Before the cement dries it is possible to manipulate the track section in to place and then put to one side for painting.

At the pace I work. It is a slow process.  I managed to complete both side over a few evenings in front of the telly and a couple of Saturday afternoons. The end result is that I am left with a great looking representation of Sherman T54E1 tracks all ready for a lick of paint. I’d better find my airbrush now! 

Tuesday, 12 February 2013

Wavering Modelling Mojo

Of late I have been ignoring my Sherman and the wider project of completing the crew and the tracks.

While I would love to make yet more excesses for my tardiness. I can only blame distractions of work, writing projects and the onset of the Six Nations rugby.  In reality I have simply lost my modelling mojo in this project. I am not concerned and am sure it will return in due course. I simply must not start any further projects until this one is completed.

So here are a couple further progress shots of my North Irish Horse for you to feast your eyes on.


Sunday, 10 February 2013

HMG World War One Rules

I bought a set of HMG World War One wargame rules  earlier this month.  I had my first game last week. My first impression of the rules is I like them they are simple to play and from what I know about the period, reflect in a logical manner the battlefield during 1914-1918 war including murderous fire for anyone caught in the open.

One criticism I would level at the set is there is room for ambiguity In interpretation and the rules would benefit from the critical eye of an editor.
Nevertheless I would recommend trying out the rules if world war one battalion level. Games interest you.

Mark, newcomer to the club; Alan and I played a scenario set in 1918 which involved a German attack against a force of British and French infantry attempting to consolidate their position from a successful advance.

 We rolled to for sides and I ended up commanding  the Germans and Alan and Mark split the Entante forces which consisted of two battalions and a half battalion of French . I had at my disposal a couple of battalions of infantry and a half battalion of storm troops supported by a machine gun section. And a battalion of reinforcements 
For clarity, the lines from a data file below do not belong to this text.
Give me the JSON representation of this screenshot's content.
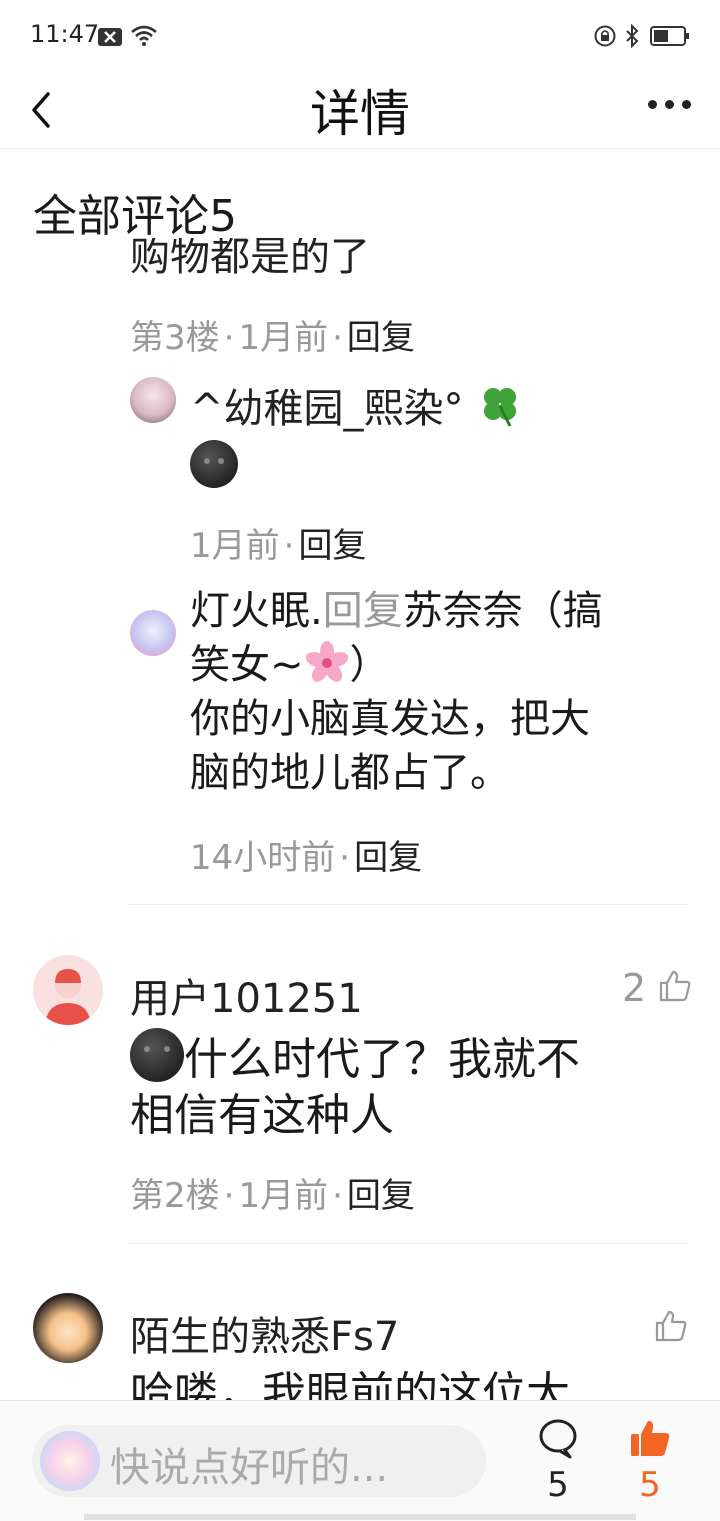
{
  "status_bar": {
    "time": "11:47"
  },
  "header": {
    "title": "详情"
  },
  "section": {
    "title": "全部评论5"
  },
  "floor3": {
    "clipped_text": "购物都是的了",
    "meta": {
      "floor": "第3楼",
      "time": "1月前",
      "reply": "回复"
    }
  },
  "subreplies": [
    {
      "user": "^幼稚园_熙染°",
      "text": "",
      "meta": {
        "time": "1月前",
        "reply": "回复"
      }
    },
    {
      "user": "灯火眠.",
      "reply_word": "回复",
      "target_line1": "苏奈奈（搞",
      "target_line2": "笑女~",
      "target_close": "）",
      "text_line1": "你的小脑真发达，把大",
      "text_line2": "脑的地儿都占了。",
      "meta": {
        "time": "14小时前",
        "reply": "回复"
      }
    }
  ],
  "comments": [
    {
      "user": "用户101251",
      "likes": "2",
      "text_line1": "什么时代了？我就不",
      "text_line2": "相信有这种人",
      "meta": {
        "floor": "第2楼",
        "time": "1月前",
        "reply": "回复"
      }
    },
    {
      "user": "陌生的熟悉Fs7",
      "likes": "",
      "text_clipped": "哈喽，我眼前的这位大"
    }
  ],
  "bottom_bar": {
    "input_placeholder": "快说点好听的...",
    "comment_count": "5",
    "like_count": "5"
  },
  "colors": {
    "accent": "#f26522",
    "meta_gray": "#999999",
    "text": "#1a1a1a"
  }
}
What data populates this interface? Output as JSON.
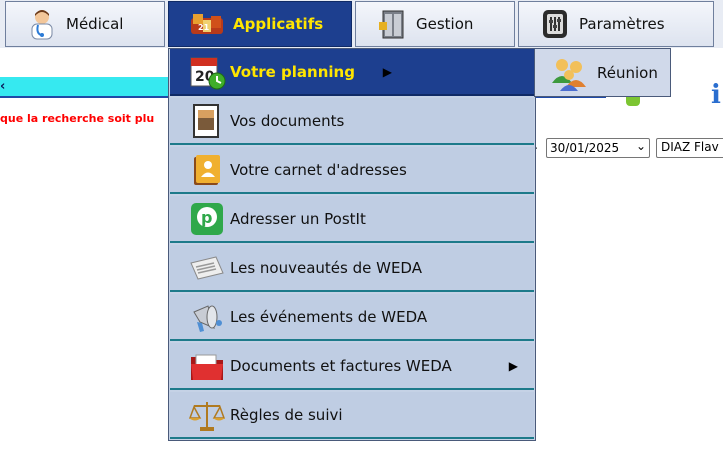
{
  "nav": {
    "tabs": [
      {
        "label": "Médical",
        "icon": "doctor-icon"
      },
      {
        "label": "Applicatifs",
        "icon": "applications-icon"
      },
      {
        "label": "Gestion",
        "icon": "cabinet-icon"
      },
      {
        "label": "Paramètres",
        "icon": "settings-panel-icon"
      }
    ]
  },
  "background": {
    "warning_text": "que la recherche soit plu",
    "date_value": "30/01/2025",
    "name_value": "DIAZ Flav"
  },
  "menu": {
    "items": [
      {
        "label": "Votre planning",
        "icon": "calendar-icon",
        "has_submenu": true
      },
      {
        "label": "Vos documents",
        "icon": "photo-document-icon"
      },
      {
        "label": "Votre carnet d'adresses",
        "icon": "address-book-icon"
      },
      {
        "label": "Adresser un PostIt",
        "icon": "postit-icon"
      },
      {
        "label": "Les nouveautés de WEDA",
        "icon": "news-icon"
      },
      {
        "label": "Les événements de WEDA",
        "icon": "megaphone-icon"
      },
      {
        "label": "Documents et factures WEDA",
        "icon": "folder-icon",
        "has_submenu": true
      },
      {
        "label": "Règles de suivi",
        "icon": "scales-icon"
      }
    ],
    "arrow_glyph": "▶"
  },
  "submenu": {
    "label": "Réunion",
    "icon": "meeting-people-icon"
  },
  "colors": {
    "active_bg": "#1d3f8f",
    "active_text": "#ffe500",
    "menu_bg": "#bfcde3",
    "strip": "#36e9f0",
    "warning": "#ff0000"
  }
}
My first job was to plot my artillery barrages in advance using a grid system this worked surprisingly well and had a bit of luck anticipating where troops might be and scored some valued hits on the Entente troops without engaging my infantry.

I felt my best strategy was to close on the enemy as quickly as possible there by reducing the effectiveness of his artillery which would be called in by an observer.

I had a dream start to the game with my machine gunners spotting British Infantry at the far side of the village and hit a couple of their bases.
Next round the half battalion of French appeared in the field next to the Machine guns units which after opening fire and they subsequently were dispatched in the following round.

Much of my success in the following rounds was due to two factors firstly the delay of the British artillery arriving in good time. This provided time for me to close on the enemy and their objectives. The second factor was of course chance and how it affected the deployment of the Entante powers. It resulted in the British figures caught out in the open.

All in all HMG provided a fun evening playing a fast placed and enjoyable game.